pedagogical methodologies have documented dual language and paired literacy instructional models effective in bi-literacy development. The two programs help in closing the achievement gap in English in the shortest time possible. They also give students the opportunity to be bi-literate, bilingual and develop bi-cultural competencies. The article is relevant in discussion bilingual education because it addresses pertaining to bi-literacy development and bilingual education. More relevant information presented includes various approaches to develop bi-literacy in including dual language and paired literacy instructional model.

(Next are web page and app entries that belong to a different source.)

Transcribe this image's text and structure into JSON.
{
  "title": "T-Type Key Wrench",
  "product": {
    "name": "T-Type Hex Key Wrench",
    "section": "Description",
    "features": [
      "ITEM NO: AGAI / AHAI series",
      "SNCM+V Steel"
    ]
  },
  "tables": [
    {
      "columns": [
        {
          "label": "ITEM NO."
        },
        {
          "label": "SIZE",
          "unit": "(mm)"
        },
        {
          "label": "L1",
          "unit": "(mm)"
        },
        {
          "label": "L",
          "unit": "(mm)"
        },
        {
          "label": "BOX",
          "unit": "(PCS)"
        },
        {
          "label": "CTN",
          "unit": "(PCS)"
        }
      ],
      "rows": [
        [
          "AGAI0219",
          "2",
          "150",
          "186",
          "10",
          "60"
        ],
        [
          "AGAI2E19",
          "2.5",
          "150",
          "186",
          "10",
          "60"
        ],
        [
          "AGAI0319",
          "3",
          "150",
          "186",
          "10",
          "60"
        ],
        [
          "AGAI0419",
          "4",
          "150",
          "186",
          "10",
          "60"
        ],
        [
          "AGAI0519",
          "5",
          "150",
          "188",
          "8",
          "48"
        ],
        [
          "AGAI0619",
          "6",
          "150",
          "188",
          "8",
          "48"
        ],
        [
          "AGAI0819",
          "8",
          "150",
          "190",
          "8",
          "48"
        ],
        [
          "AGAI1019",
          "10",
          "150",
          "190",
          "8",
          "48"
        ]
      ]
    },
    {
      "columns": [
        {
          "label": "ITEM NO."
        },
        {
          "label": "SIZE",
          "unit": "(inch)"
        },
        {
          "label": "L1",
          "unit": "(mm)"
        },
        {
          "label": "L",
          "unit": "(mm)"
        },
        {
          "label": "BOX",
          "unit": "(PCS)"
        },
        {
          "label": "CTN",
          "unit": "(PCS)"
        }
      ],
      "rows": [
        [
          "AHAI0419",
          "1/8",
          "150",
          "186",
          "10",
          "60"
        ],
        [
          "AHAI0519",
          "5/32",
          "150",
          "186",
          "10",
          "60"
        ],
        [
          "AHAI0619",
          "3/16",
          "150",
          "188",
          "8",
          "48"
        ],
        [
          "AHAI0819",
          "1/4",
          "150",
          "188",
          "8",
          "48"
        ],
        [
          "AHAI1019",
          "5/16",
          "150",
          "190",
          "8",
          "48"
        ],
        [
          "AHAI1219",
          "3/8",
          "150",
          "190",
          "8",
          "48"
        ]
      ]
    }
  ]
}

BILINGUAL EDUCATION 5Valdez, V. E., Freire, J. A., & Delavan, M. G. (2016). The gentrification of dual language education.The Urban Review,48(4), 601-627.The article by Valdez, Freire, and Delavan addresses transformation of dual language education. In this article authors focus on the Utah’s dual language education (DL) which is an initiative which was implemented in 2007 (p.602). The article asserts that DL is as an education model which offers grade-level content knowledge and it is associated with higher academic achievement, biliteracy, and bilingualism. The research was carried out to examine student groups that were in a better position to benefit from the policy across three kinds of privileges notably the wealthy, English and white racial. The research questions entailed; the reflection of core DL policy documents across race and language status. Kinds of DL programs instigated in pre-state model compared to state-model period. The demographic distributions and statistical significance based on class, language status and race across Utah schools that DL programs has housed in both periods. The study method entailed drawing on data correlated to the DL programand demographics of diverse schools in order to discuss the highlighted research questions. Theyfind a significant drop in access to DL programs to those without access to three privileges including wealth, racial and English. In discussing bilingual education, the article presents insightful information about how DL is one of enrichment education system associated with bilingualism. Also how gentrification of DL by the more privileged students may affect the equal distribution of enrichment education within the US schools. However, Valdez, Freire & Delavan have failed to explain the findings using real-life examples hence rendering the research inaccessible to readers with no prior knowledge on the topic